It comes amid a renewed focus on abortion, including a call from one DUP man for a change in the law.
Derbhille McGill was told during her 20th week of pregnancy that her daughter had development issues with her brain, heart and face due to Trismony 13 or Patau Syndrome.
“We knew she was probably going to die in our arms after being born – but she didn’t”.
Clodagh was born at 7lbs eight years ago on June 22.
“The doctor told us she was ‘not compatible with life’. I went into shock.
“I thought – that means she is dead, but here she is alive and breathing in my arms. She had a cleft lip but to me she was my perfect little daughter.”
Doctors said they would not resuscitate Clodagh if she had any sort of attack. Horrified, they signed themselves out of hospital. “If she was going to die we wanted it to happen in her home surrounded by people who loved her.”
For 33 days the McGill house was full of happy people visiting the new arrival.
“Even though we knew she was going to die it was just like having any other baby. We were just bursting with so much joy and happiness even though it was tinged with sadness. Clodagh just loved to be held. Whenever she was set down she would cry.
“Finally, she stopped breathing one day lying in her daddy’s arms. But we have beautiful memories, photographs and a grave to visit.

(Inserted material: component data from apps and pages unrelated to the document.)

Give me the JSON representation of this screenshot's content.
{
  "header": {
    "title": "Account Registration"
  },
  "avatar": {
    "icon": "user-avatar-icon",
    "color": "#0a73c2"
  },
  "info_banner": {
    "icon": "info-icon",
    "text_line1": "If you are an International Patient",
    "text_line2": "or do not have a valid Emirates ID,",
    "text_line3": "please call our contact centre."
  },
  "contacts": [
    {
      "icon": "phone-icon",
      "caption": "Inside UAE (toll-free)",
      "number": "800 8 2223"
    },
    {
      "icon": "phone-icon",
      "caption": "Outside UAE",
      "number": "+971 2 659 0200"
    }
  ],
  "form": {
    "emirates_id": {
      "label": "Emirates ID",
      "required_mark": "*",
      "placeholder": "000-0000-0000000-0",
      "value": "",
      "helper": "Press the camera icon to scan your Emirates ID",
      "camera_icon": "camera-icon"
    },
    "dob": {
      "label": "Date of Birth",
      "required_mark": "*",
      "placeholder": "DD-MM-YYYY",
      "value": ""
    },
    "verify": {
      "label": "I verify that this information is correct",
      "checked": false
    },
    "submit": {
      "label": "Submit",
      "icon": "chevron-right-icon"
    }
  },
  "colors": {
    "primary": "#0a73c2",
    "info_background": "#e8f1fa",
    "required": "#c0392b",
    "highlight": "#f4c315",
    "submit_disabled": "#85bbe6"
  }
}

“What we really need is a network of support for mothers in these situations. If we had been told our daughter had cancer, countless experts would have swooped down to support us.”